  • are about any matter that a reasonable investor would consider relevant or important in deciding whether to enter into or maintain a trading or advising relationship with the CTP if the statement is untrue or omits information necessary to prevent the statement from being false or misleading in the circumstances in which it is made.

Registered CTPs have an obligation to treat clients fairly, honestly and in good faith in relation to any advertising and marketing strategy. Registered CTPs also need to consider how their advertising and marketing affects their obligations in relation to other aspects of their business, such as know-your-client, know-your-product, assessing suitability, and identifying/responding to conflicts of interest.

2. “Gambling-style” promotions and schemes

The regulators expressed concern with some CTPs’ use of advertising or marketing strategies that include contests, promotions, bonuses and time-limits to encourage investors to engage in excessively risky trading or to act quickly for fear of missing out on an investment opportunity or a reward. For example, the Staff Notice refers to a promotion involving a bonus scheme that offers a financial reward or a bonus interest in a particular type of crypto asset for a specified number of investors who take an action within a specified period.

The Staff Notice reminds CTPs that registered dealers have an important role as gatekeepers of the integrity of the capital markets, and should not, by act or omission, engage in or facilitate conduct that brings the market into disrepute, or that may, depending on the circumstances, violate the their obligation to treat clients fairly, honestly and in good faith.

Additionally, the Staff Notice notes that advertising and marketing strategies designed to encourage trading may be considered a form of solicitation or invitation to trade and may therefore trigger suitability obligations. Accordingly, given that some CTPs have or will be seeking an exemption from the suitability obligations on the condition that they will not be providing recommendations or advice, the regulators remind CTPs relaying (or expect to rely) on such exemption to exercise caution to ensure that actively soliciting trading through advertising is not inconsistent with the conditions of their exemption. For additional guidance, the regulators encourage CTPs to see IIROC Guidance on Order Execution Only Services and Activities.

3. Use of social media sites

CTPs are expected to consider compliance and supervisory controls when using social media websites and platforms (social media sites) to communicate and engage with clients and the public for business purposes.

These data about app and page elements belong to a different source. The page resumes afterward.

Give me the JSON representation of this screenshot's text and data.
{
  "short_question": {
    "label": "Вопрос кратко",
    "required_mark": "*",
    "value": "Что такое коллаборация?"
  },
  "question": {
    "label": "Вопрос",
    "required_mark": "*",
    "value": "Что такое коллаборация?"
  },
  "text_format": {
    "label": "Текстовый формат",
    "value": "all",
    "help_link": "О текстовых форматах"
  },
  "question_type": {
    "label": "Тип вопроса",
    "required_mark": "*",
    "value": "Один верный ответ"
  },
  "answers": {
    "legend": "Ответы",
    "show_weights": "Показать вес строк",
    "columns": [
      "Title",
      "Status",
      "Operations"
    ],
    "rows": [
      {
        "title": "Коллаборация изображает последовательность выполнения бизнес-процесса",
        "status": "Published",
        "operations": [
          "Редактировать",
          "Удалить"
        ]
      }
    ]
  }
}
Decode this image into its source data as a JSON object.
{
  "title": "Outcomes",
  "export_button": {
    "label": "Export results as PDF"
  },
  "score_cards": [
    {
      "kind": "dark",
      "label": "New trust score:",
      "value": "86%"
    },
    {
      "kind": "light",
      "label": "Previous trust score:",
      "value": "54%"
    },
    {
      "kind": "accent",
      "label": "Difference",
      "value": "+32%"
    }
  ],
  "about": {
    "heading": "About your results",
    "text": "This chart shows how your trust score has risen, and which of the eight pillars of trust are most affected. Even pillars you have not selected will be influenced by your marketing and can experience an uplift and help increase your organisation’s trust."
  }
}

Registered CTPs must retain adequate records of their business activities and communications. If a registered CTP uses social media sites, it must also establish internal systems that facilitate compliant record retention, including retrieval capabilities, of business activities and communications through social media sites.

The Staff Notice also notes that CTPs are required to adopt policies and procedures governing the use of social media, which should provide for the following:

  • the review, supervision, retention and retrieval of advertising and marketing materials, including marketing done on social media web sites;
  • the designation of an appropriate individual to be responsible for the supervision or approval of marketing communications; and
  • a system to monitor compliance with policies and procedures, including record retention and retrieval capability.

Contact us

If you have any questions about the Staff Notice, please contact one of the authors or any other member of BLG’s Cryptocurrency and Blockchain Group. Our Cryptocurrency and Blockchain Group leverages BLG’s expertise in legal areas such as investment management, corporate finance, derivatives and fintech, to provide advisory and transactional support right from the start.

Key Contacts